_Work to complete_
Repeat every record exactly.

_Working data_
···

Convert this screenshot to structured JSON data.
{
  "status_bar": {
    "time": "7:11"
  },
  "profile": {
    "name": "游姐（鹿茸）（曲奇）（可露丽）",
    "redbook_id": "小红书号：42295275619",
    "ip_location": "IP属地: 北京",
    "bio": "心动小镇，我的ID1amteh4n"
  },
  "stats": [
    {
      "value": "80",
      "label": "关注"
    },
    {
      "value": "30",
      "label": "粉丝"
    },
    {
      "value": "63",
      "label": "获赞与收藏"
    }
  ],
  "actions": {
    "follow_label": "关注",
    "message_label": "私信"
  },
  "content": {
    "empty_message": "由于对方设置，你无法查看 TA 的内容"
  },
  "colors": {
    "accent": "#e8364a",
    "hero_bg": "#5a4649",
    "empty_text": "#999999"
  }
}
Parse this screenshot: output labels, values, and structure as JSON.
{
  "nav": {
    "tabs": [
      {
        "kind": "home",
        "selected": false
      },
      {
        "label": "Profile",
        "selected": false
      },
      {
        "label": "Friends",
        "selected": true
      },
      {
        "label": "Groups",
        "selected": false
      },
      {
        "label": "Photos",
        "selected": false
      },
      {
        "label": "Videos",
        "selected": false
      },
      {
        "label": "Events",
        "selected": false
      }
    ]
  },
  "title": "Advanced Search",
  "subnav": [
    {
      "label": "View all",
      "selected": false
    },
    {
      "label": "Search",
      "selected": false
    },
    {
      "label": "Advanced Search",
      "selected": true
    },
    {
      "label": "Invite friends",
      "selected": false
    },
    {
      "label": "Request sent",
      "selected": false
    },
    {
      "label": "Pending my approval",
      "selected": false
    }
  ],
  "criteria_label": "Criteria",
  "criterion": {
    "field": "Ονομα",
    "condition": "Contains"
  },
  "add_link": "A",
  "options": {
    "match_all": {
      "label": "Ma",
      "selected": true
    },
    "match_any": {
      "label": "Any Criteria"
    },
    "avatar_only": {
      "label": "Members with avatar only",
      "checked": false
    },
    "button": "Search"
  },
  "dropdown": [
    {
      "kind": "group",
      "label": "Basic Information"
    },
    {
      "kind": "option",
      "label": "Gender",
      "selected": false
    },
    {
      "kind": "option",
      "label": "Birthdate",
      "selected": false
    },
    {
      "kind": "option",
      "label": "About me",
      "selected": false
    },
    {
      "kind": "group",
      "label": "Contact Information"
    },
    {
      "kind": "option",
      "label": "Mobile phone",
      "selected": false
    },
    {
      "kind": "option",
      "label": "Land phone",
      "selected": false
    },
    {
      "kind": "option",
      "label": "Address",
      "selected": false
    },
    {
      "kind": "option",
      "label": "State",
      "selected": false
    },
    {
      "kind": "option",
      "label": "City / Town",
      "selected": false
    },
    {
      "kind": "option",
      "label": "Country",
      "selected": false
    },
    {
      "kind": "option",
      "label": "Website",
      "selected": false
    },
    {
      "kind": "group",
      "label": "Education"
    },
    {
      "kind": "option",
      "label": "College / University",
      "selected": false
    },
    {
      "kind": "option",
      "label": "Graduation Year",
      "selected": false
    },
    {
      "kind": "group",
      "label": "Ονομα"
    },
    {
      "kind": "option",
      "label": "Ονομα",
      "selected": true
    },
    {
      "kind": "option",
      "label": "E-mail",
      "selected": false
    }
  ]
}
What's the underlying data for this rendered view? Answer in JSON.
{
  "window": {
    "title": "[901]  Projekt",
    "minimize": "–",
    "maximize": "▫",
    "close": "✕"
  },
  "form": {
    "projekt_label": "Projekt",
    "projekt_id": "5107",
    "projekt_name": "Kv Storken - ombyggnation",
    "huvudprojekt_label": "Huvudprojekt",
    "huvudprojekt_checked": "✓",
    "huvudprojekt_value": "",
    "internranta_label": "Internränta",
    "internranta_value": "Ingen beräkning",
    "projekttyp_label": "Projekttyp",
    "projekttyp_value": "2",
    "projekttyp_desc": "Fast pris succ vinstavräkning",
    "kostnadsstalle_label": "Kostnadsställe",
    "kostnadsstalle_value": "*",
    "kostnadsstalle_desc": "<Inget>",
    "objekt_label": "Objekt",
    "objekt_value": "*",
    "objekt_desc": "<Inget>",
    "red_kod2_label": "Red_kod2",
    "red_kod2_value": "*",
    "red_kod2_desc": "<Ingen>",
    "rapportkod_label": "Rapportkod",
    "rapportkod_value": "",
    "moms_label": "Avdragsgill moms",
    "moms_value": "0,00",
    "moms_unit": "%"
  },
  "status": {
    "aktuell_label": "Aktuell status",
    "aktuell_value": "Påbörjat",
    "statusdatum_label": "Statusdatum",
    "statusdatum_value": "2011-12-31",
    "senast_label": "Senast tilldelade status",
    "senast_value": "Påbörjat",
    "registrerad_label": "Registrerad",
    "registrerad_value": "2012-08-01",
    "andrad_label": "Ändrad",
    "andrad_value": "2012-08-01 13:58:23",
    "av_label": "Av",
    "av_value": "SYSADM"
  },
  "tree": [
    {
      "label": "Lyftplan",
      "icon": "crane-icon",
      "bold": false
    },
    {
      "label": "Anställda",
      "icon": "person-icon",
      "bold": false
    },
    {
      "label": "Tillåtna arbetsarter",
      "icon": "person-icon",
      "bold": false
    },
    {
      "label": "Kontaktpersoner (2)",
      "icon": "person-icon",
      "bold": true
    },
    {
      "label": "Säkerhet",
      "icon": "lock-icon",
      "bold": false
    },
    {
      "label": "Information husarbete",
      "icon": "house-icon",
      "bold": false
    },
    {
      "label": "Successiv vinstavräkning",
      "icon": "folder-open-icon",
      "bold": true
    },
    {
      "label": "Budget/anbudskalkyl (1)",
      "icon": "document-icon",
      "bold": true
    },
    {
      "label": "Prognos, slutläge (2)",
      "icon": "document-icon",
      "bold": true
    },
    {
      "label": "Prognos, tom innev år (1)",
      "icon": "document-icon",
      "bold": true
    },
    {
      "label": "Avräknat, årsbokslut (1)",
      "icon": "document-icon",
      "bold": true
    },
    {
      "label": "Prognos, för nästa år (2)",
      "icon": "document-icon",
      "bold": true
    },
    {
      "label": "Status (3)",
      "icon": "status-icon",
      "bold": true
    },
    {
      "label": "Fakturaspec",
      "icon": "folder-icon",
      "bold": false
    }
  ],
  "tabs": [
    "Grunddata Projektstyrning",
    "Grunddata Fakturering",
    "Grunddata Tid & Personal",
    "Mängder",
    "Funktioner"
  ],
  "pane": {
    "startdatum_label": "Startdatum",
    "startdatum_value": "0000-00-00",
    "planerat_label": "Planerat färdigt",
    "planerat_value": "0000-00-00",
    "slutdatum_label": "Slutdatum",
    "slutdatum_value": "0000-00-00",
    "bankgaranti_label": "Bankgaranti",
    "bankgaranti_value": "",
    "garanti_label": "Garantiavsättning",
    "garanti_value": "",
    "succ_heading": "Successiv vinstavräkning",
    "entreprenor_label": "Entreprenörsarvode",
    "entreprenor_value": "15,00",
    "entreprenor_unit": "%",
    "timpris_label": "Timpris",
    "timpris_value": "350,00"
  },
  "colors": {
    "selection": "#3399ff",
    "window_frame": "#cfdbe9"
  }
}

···

_Answer section_
Convert this screenshot to structured JSON data.
{
  "status_bar": {
    "time": "7:11"
  },
  "profile": {
    "name": "游姐（鹿茸）（曲奇）（可露丽）",
    "redbook_id": "小红书号：42295275619",
    "ip_location": "IP属地: 北京",
    "bio": "心动小镇，我的ID1amteh4n"
  },
  "stats": [
    {
      "value": "80",
      "label": "关注"
    },
    {
      "value": "30",
      "label": "粉丝"
    },
    {
      "value": "63",
      "label": "获赞与收藏"
    }
  ],
  "actions": {
    "follow_label": "关注",
    "message_label": "私信"
  },
  "content": {
    "empty_message": "由于对方设置，你无法查看 TA 的内容"
  },
  "colors": {
    "accent": "#e8364a",
    "hero_bg": "#5a4649",
    "empty_text": "#999999"
  }
}
Parse this screenshot: output labels, values, and structure as JSON.
{
  "nav": {
    "tabs": [
      {
        "kind": "home",
        "selected": false
      },
      {
        "label": "Profile",
        "selected": false
      },
      {
        "label": "Friends",
        "selected": true
      },
      {
        "label": "Groups",
        "selected": false
      },
      {
        "label": "Photos",
        "selected": false
      },
      {
        "label": "Videos",
        "selected": false
      },
      {
        "label": "Events",
        "selected": false
      }
    ]
  },
  "title": "Advanced Search",
  "subnav": [
    {
      "label": "View all",
      "selected": false
    },
    {
      "label": "Search",
      "selected": false
    },
    {
      "label": "Advanced Search",
      "selected": true
    },
    {
      "label": "Invite friends",
      "selected": false
    },
    {
      "label": "Request sent",
      "selected": false
    },
    {
      "label": "Pending my approval",
      "selected": false
    }
  ],
  "criteria_label": "Criteria",
  "criterion": {
    "field": "Ονομα",
    "condition": "Contains"
  },
  "add_link": "A",
  "options": {
    "match_all": {
      "label": "Ma",
      "selected": true
    },
    "match_any": {
      "label": "Any Criteria"
    },
    "avatar_only": {
      "label": "Members with avatar only",
      "checked": false
    },
    "button": "Search"
  },
  "dropdown": [
    {
      "kind": "group",
      "label": "Basic Information"
    },
    {
      "kind": "option",
      "label": "Gender",
      "selected": false
    },
    {
      "kind": "option",
      "label": "Birthdate",
      "selected": false
    },
    {
      "kind": "option",
      "label": "About me",
      "selected": false
    },
    {
      "kind": "group",
      "label": "Contact Information"
    },
    {
      "kind": "option",
      "label": "Mobile phone",
      "selected": false
    },
    {
      "kind": "option",
      "label": "Land phone",
      "selected": false
    },
    {
      "kind": "option",
      "label": "Address",
      "selected": false
    },
    {
      "kind": "option",
      "label": "State",
      "selected": false
    },
    {
      "kind": "option",
      "label": "City / Town",
      "selected": false
    },
    {
      "kind": "option",
      "label": "Country",
      "selected": false
    },
    {
      "kind": "option",
      "label": "Website",
      "selected": false
    },
    {
      "kind": "group",
      "label": "Education"
    },
    {
      "kind": "option",
      "label": "College / University",
      "selected": false
    },
    {
      "kind": "option",
      "label": "Graduation Year",
      "selected": false
    },
    {
      "kind": "group",
      "label": "Ονομα"
    },
    {
      "kind": "option",
      "label": "Ονομα",
      "selected": true
    },
    {
      "kind": "option",
      "label": "E-mail",
      "selected": false
    }
  ]
}
What's the underlying data for this rendered view? Answer in JSON.
{
  "window": {
    "title": "[901]  Projekt",
    "minimize": "–",
    "maximize": "▫",
    "close": "✕"
  },
  "form": {
    "projekt_label": "Projekt",
    "projekt_id": "5107",
    "projekt_name": "Kv Storken - ombyggnation",
    "huvudprojekt_label": "Huvudprojekt",
    "huvudprojekt_checked": "✓",
    "huvudprojekt_value": "",
    "internranta_label": "Internränta",
    "internranta_value": "Ingen beräkning",
    "projekttyp_label": "Projekttyp",
    "projekttyp_value": "2",
    "projekttyp_desc": "Fast pris succ vinstavräkning",
    "kostnadsstalle_label": "Kostnadsställe",
    "kostnadsstalle_value": "*",
    "kostnadsstalle_desc": "<Inget>",
    "objekt_label": "Objekt",
    "objekt_value": "*",
    "objekt_desc": "<Inget>",
    "red_kod2_label": "Red_kod2",
    "red_kod2_value": "*",
    "red_kod2_desc": "<Ingen>",
    "rapportkod_label": "Rapportkod",
    "rapportkod_value": "",
    "moms_label": "Avdragsgill moms",
    "moms_value": "0,00",
    "moms_unit": "%"
  },
  "status": {
    "aktuell_label": "Aktuell status",
    "aktuell_value": "Påbörjat",
    "statusdatum_label": "Statusdatum",
    "statusdatum_value": "2011-12-31",
    "senast_label": "Senast tilldelade status",
    "senast_value": "Påbörjat",
    "registrerad_label": "Registrerad",
    "registrerad_value": "2012-08-01",
    "andrad_label": "Ändrad",
    "andrad_value": "2012-08-01 13:58:23",
    "av_label": "Av",
    "av_value": "SYSADM"
  },
  "tree": [
    {
      "label": "Lyftplan",
      "icon": "crane-icon",
      "bold": false
    },
    {
      "label": "Anställda",
      "icon": "person-icon",
      "bold": false
    },
    {
      "label": "Tillåtna arbetsarter",
      "icon": "person-icon",
      "bold": false
    },
    {
      "label": "Kontaktpersoner (2)",
      "icon": "person-icon",
      "bold": true
    },
    {
      "label": "Säkerhet",
      "icon": "lock-icon",
      "bold": false
    },
    {
      "label": "Information husarbete",
      "icon": "house-icon",
      "bold": false
    },
    {
      "label": "Successiv vinstavräkning",
      "icon": "folder-open-icon",
      "bold": true
    },
    {
      "label": "Budget/anbudskalkyl (1)",
      "icon": "document-icon",
      "bold": true
    },
    {
      "label": "Prognos, slutläge (2)",
      "icon": "document-icon",
      "bold": true
    },
    {
      "label": "Prognos, tom innev år (1)",
      "icon": "document-icon",
      "bold": true
    },
    {
      "label": "Avräknat, årsbokslut (1)",
      "icon": "document-icon",
      "bold": true
    },
    {
      "label": "Prognos, för nästa år (2)",
      "icon": "document-icon",
      "bold": true
    },
    {
      "label": "Status (3)",
      "icon": "status-icon",
      "bold": true
    },
    {
      "label": "Fakturaspec",
      "icon": "folder-icon",
      "bold": false
    }
  ],
  "tabs": [
    "Grunddata Projektstyrning",
    "Grunddata Fakturering",
    "Grunddata Tid & Personal",
    "Mängder",
    "Funktioner"
  ],
  "pane": {
    "startdatum_label": "Startdatum",
    "startdatum_value": "0000-00-00",
    "planerat_label": "Planerat färdigt",
    "planerat_value": "0000-00-00",
    "slutdatum_label": "Slutdatum",
    "slutdatum_value": "0000-00-00",
    "bankgaranti_label": "Bankgaranti",
    "bankgaranti_value": "",
    "garanti_label": "Garantiavsättning",
    "garanti_value": "",
    "succ_heading": "Successiv vinstavräkning",
    "entreprenor_label": "Entreprenörsarvode",
    "entreprenor_value": "15,00",
    "entreprenor_unit": "%",
    "timpris_label": "Timpris",
    "timpris_value": "350,00"
  },
  "colors": {
    "selection": "#3399ff",
    "window_frame": "#cfdbe9"
  }
}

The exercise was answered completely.